## ASSIGNED TASK
Return copies of the lines below that mention "Server".

## EXCERPTED DATA
- - - -

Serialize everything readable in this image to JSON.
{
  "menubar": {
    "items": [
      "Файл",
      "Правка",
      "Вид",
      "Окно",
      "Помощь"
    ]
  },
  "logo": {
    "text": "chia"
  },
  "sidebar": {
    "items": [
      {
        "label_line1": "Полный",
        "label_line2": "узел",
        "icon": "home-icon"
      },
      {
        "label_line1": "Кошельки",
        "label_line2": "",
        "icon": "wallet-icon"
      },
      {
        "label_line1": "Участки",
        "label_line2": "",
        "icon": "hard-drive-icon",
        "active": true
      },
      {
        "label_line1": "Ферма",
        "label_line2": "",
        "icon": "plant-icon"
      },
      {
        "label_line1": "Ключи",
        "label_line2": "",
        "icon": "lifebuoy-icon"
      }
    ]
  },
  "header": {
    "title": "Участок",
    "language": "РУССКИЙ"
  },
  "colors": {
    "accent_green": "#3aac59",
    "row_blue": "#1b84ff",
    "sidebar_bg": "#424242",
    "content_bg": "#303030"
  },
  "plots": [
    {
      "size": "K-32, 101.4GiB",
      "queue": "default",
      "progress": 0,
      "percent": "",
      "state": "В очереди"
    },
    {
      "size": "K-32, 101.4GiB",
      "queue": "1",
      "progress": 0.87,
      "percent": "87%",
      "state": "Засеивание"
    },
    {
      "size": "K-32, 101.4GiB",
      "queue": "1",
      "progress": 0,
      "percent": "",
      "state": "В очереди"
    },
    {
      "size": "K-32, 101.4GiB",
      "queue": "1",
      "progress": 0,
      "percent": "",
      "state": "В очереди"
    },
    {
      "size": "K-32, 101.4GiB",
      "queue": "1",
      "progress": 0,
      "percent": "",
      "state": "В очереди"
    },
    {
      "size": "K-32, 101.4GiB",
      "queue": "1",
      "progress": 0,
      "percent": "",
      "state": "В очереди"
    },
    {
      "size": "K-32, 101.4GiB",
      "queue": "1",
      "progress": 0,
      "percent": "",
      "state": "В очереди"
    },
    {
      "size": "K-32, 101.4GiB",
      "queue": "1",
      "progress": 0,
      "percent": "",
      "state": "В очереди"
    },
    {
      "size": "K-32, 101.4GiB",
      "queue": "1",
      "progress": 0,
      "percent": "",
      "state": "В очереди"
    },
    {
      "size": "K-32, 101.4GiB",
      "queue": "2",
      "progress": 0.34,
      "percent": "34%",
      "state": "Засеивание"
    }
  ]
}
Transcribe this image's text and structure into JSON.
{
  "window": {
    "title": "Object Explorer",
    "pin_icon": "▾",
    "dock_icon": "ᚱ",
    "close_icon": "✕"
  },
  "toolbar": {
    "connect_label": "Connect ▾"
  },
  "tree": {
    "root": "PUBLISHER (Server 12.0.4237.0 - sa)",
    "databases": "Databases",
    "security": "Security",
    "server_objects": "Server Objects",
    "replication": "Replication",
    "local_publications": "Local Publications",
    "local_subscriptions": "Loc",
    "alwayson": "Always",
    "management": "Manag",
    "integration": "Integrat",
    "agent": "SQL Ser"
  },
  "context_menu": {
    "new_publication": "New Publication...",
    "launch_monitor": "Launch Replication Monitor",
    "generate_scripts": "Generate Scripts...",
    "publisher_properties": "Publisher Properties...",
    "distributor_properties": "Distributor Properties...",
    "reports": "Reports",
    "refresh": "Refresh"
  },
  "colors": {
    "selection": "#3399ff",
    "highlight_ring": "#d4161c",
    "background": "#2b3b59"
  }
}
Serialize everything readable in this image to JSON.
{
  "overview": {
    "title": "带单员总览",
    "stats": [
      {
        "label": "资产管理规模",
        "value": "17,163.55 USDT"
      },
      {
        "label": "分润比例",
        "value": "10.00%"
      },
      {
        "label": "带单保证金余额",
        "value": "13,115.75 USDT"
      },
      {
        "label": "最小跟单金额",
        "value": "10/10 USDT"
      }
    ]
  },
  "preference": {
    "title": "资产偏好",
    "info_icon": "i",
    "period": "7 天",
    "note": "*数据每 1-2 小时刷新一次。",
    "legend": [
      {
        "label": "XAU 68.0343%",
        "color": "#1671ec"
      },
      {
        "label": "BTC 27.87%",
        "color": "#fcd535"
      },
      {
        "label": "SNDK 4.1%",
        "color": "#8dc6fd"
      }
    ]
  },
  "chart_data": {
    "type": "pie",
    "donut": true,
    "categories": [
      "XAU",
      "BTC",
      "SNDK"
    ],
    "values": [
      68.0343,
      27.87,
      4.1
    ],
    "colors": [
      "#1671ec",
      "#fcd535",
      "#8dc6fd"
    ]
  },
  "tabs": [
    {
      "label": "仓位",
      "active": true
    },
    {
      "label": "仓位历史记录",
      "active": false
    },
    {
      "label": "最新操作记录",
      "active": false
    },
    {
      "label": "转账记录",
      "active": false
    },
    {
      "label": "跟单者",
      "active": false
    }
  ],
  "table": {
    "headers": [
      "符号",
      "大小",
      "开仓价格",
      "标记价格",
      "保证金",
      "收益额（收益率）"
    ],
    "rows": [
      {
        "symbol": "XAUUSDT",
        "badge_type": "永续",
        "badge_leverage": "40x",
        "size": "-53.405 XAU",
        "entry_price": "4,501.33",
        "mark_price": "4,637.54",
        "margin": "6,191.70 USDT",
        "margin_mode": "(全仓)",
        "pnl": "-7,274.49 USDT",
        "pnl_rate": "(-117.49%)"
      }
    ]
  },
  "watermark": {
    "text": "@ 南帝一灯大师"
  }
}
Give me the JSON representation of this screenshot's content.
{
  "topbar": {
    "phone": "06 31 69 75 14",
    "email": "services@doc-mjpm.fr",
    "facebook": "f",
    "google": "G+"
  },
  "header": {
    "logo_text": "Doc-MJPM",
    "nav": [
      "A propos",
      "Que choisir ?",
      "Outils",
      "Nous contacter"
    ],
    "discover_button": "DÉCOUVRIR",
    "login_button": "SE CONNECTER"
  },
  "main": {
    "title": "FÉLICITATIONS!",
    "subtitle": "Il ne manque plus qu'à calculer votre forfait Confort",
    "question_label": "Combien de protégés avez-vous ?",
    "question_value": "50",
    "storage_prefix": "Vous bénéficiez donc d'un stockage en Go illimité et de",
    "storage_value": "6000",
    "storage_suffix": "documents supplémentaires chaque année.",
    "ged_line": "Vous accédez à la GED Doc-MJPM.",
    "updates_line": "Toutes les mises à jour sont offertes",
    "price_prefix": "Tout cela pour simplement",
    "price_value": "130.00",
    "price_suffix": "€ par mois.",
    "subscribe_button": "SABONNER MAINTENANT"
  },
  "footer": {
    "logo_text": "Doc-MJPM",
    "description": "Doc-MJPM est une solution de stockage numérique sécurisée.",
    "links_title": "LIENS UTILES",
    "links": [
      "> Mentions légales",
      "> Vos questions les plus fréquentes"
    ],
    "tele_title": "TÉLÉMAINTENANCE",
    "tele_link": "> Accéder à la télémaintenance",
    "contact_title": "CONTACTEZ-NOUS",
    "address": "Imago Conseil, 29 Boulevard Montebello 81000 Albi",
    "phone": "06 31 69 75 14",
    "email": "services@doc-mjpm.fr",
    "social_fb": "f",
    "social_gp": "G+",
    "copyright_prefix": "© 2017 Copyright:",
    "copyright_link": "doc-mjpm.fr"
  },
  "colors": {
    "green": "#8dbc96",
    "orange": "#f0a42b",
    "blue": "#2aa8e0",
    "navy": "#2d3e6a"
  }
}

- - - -

## ANSWER AREA
    "root": "PUBLISHER (Server 12.0.4237.0 - sa)",
    "server_objects": "Server Objects",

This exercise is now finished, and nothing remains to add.